Task objective ::
Output the number of lines in the entries below with the string "Actove" in them, and nothing further.

Data for this task ::
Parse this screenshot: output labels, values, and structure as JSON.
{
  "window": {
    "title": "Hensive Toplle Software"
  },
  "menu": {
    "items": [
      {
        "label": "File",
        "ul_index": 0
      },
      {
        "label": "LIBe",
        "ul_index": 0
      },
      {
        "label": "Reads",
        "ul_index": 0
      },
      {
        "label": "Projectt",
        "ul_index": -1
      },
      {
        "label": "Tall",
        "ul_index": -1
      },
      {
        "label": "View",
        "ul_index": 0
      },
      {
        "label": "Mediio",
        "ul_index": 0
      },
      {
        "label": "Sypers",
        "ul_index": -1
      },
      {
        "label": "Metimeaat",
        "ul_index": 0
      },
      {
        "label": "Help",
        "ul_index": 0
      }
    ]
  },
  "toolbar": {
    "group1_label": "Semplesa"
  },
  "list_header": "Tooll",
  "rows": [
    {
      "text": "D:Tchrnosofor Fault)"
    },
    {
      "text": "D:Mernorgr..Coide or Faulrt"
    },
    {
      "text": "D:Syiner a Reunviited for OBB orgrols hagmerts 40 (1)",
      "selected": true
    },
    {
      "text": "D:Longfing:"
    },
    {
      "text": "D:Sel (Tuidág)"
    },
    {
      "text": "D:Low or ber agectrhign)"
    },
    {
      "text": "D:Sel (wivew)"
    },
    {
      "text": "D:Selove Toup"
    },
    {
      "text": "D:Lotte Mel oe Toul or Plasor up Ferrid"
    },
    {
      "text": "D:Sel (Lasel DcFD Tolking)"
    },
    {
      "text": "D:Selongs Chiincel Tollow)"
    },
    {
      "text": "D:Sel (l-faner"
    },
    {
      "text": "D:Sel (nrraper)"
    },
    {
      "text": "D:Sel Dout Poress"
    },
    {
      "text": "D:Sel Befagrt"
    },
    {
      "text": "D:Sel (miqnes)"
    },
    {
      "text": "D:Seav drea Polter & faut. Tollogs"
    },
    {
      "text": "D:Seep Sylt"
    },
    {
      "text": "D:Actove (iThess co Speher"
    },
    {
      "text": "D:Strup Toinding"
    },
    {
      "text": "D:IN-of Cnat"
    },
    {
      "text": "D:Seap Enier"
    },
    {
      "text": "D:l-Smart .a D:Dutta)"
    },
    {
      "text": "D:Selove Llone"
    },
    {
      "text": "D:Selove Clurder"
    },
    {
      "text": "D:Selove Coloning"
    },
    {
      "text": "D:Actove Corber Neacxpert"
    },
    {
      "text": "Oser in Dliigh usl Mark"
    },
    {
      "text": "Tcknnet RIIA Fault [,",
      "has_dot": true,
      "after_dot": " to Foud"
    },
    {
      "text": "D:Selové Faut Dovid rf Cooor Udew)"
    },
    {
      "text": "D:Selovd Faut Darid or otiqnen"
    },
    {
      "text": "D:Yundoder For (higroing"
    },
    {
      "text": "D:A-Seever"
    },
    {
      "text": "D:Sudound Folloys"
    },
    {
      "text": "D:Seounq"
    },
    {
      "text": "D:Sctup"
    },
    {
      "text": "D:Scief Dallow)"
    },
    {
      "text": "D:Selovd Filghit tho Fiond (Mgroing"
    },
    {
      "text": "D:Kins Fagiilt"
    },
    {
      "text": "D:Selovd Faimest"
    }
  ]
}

Answer to this task ::
2